* PROBLEM DESCRIPTION: Restate the records in full and exactly, with no images included.

* EXERCISE INPUTS:
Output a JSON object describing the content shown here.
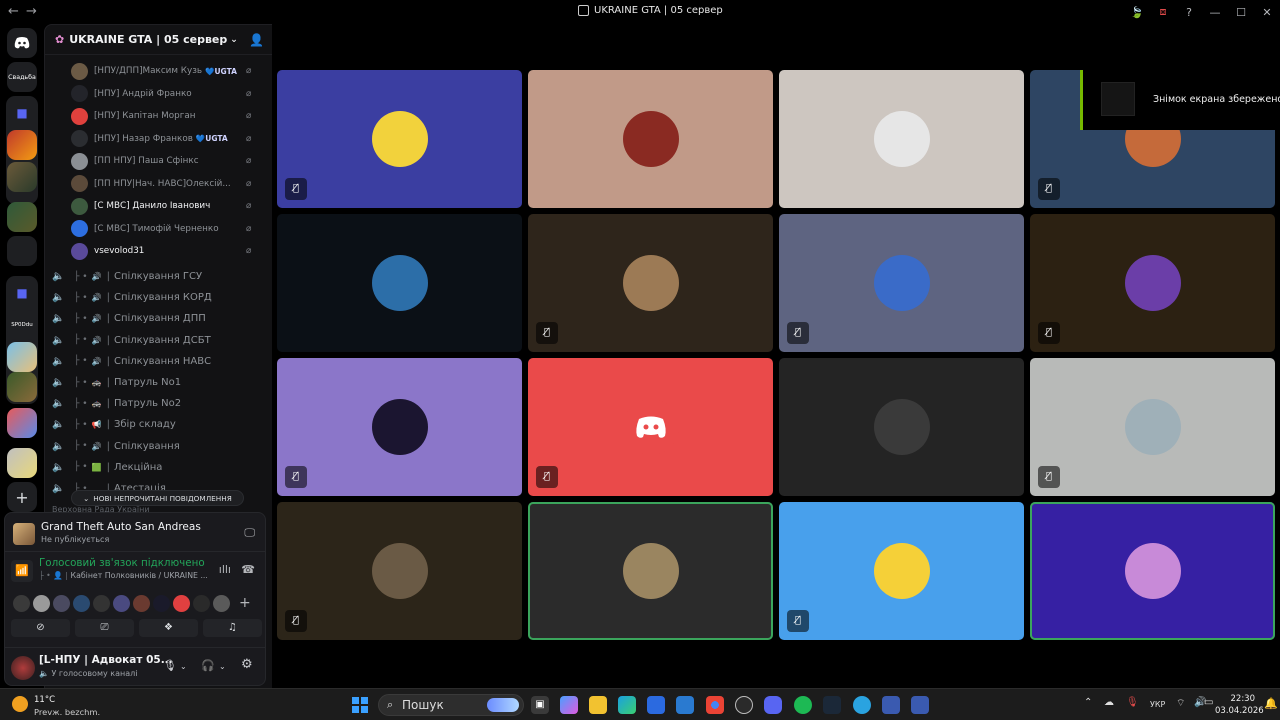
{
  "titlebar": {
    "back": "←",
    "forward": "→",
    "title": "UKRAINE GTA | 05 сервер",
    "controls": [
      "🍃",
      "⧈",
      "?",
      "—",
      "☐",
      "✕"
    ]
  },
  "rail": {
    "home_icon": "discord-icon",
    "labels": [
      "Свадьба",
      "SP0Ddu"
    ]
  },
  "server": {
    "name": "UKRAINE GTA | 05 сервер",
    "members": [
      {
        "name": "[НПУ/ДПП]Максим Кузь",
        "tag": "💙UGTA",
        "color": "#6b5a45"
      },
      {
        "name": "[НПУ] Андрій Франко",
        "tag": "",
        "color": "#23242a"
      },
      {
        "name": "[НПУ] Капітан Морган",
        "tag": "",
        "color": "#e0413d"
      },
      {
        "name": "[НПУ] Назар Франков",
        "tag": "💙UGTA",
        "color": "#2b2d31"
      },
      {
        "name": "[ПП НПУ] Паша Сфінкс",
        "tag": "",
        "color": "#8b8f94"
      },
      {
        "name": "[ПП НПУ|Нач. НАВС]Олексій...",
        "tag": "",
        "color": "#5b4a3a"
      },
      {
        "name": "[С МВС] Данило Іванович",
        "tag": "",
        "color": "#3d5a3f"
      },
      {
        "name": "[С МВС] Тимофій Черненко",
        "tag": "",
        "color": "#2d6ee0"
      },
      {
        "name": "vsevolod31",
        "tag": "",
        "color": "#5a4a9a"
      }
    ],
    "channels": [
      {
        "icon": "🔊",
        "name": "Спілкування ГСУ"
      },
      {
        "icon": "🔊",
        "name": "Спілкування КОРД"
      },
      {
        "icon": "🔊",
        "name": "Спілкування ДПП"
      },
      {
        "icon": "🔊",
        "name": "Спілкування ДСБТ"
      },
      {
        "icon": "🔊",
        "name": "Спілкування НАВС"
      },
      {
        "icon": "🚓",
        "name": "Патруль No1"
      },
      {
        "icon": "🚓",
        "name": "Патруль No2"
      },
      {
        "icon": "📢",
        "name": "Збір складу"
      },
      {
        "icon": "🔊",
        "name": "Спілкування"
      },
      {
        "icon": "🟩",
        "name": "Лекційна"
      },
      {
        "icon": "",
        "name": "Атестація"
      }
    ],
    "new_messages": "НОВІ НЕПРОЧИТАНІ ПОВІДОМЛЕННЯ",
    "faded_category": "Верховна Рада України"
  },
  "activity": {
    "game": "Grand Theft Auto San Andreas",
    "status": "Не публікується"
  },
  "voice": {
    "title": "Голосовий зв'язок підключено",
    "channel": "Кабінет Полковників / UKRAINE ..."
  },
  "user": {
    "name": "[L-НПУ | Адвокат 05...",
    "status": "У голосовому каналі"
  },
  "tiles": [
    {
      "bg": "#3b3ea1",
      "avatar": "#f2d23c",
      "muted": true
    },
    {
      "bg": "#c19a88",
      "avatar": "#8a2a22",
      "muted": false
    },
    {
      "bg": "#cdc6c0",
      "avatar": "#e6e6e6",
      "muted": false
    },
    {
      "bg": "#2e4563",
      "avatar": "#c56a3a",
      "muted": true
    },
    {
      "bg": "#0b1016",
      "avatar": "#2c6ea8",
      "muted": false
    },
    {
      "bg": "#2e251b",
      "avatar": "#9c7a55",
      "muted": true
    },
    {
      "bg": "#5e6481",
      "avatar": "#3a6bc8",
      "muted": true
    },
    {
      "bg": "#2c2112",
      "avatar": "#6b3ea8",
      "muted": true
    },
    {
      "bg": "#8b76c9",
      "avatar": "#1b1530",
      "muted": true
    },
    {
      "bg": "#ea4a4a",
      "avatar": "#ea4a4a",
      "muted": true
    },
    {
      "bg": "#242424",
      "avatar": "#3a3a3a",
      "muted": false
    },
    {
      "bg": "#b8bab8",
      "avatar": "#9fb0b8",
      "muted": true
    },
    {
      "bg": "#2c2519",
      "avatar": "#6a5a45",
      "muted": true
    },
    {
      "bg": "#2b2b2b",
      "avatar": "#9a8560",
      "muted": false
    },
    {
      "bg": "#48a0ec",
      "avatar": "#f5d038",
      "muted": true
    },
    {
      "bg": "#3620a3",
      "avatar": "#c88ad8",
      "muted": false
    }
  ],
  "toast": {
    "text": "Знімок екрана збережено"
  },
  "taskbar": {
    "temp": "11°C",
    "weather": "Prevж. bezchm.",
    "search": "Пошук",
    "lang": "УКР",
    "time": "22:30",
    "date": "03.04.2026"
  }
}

* SOLUTION FOR THIS EXERCISE:
Output a JSON object describing the content shown here.
{
  "titlebar": {
    "back": "←",
    "forward": "→",
    "title": "UKRAINE GTA | 05 сервер",
    "controls": [
      "🍃",
      "⧈",
      "?",
      "—",
      "☐",
      "✕"
    ]
  },
  "rail": {
    "home_icon": "discord-icon",
    "labels": [
      "Свадьба",
      "SP0Ddu"
    ]
  },
  "server": {
    "name": "UKRAINE GTA | 05 сервер",
    "members": [
      {
        "name": "[НПУ/ДПП]Максим Кузь",
        "tag": "💙UGTA",
        "color": "#6b5a45"
      },
      {
        "name": "[НПУ] Андрій Франко",
        "tag": "",
        "color": "#23242a"
      },
      {
        "name": "[НПУ] Капітан Морган",
        "tag": "",
        "color": "#e0413d"
      },
      {
        "name": "[НПУ] Назар Франков",
        "tag": "💙UGTA",
        "color": "#2b2d31"
      },
      {
        "name": "[ПП НПУ] Паша Сфінкс",
        "tag": "",
        "color": "#8b8f94"
      },
      {
        "name": "[ПП НПУ|Нач. НАВС]Олексій...",
        "tag": "",
        "color": "#5b4a3a"
      },
      {
        "name": "[С МВС] Данило Іванович",
        "tag": "",
        "color": "#3d5a3f"
      },
      {
        "name": "[С МВС] Тимофій Черненко",
        "tag": "",
        "color": "#2d6ee0"
      },
      {
        "name": "vsevolod31",
        "tag": "",
        "color": "#5a4a9a"
      }
    ],
    "channels": [
      {
        "icon": "🔊",
        "name": "Спілкування ГСУ"
      },
      {
        "icon": "🔊",
        "name": "Спілкування КОРД"
      },
      {
        "icon": "🔊",
        "name": "Спілкування ДПП"
      },
      {
        "icon": "🔊",
        "name": "Спілкування ДСБТ"
      },
      {
        "icon": "🔊",
        "name": "Спілкування НАВС"
      },
      {
        "icon": "🚓",
        "name": "Патруль No1"
      },
      {
        "icon": "🚓",
        "name": "Патруль No2"
      },
      {
        "icon": "📢",
        "name": "Збір складу"
      },
      {
        "icon": "🔊",
        "name": "Спілкування"
      },
      {
        "icon": "🟩",
        "name": "Лекційна"
      },
      {
        "icon": "",
        "name": "Атестація"
      }
    ],
    "new_messages": "НОВІ НЕПРОЧИТАНІ ПОВІДОМЛЕННЯ",
    "faded_category": "Верховна Рада України"
  },
  "activity": {
    "game": "Grand Theft Auto San Andreas",
    "status": "Не публікується"
  },
  "voice": {
    "title": "Голосовий зв'язок підключено",
    "channel": "Кабінет Полковників / UKRAINE ..."
  },
  "user": {
    "name": "[L-НПУ | Адвокат 05...",
    "status": "У голосовому каналі"
  },
  "tiles": [
    {
      "bg": "#3b3ea1",
      "avatar": "#f2d23c",
      "muted": true
    },
    {
      "bg": "#c19a88",
      "avatar": "#8a2a22",
      "muted": false
    },
    {
      "bg": "#cdc6c0",
      "avatar": "#e6e6e6",
      "muted": false
    },
    {
      "bg": "#2e4563",
      "avatar": "#c56a3a",
      "muted": true
    },
    {
      "bg": "#0b1016",
      "avatar": "#2c6ea8",
      "muted": false
    },
    {
      "bg": "#2e251b",
      "avatar": "#9c7a55",
      "muted": true
    },
    {
      "bg": "#5e6481",
      "avatar": "#3a6bc8",
      "muted": true
    },
    {
      "bg": "#2c2112",
      "avatar": "#6b3ea8",
      "muted": true
    },
    {
      "bg": "#8b76c9",
      "avatar": "#1b1530",
      "muted": true
    },
    {
      "bg": "#ea4a4a",
      "avatar": "#ea4a4a",
      "muted": true
    },
    {
      "bg": "#242424",
      "avatar": "#3a3a3a",
      "muted": false
    },
    {
      "bg": "#b8bab8",
      "avatar": "#9fb0b8",
      "muted": true
    },
    {
      "bg": "#2c2519",
      "avatar": "#6a5a45",
      "muted": true
    },
    {
      "bg": "#2b2b2b",
      "avatar": "#9a8560",
      "muted": false
    },
    {
      "bg": "#48a0ec",
      "avatar": "#f5d038",
      "muted": true
    },
    {
      "bg": "#3620a3",
      "avatar": "#c88ad8",
      "muted": false
    }
  ],
  "toast": {
    "text": "Знімок екрана збережено"
  },
  "taskbar": {
    "temp": "11°C",
    "weather": "Prevж. bezchm.",
    "search": "Пошук",
    "lang": "УКР",
    "time": "22:30",
    "date": "03.04.2026"
  }
}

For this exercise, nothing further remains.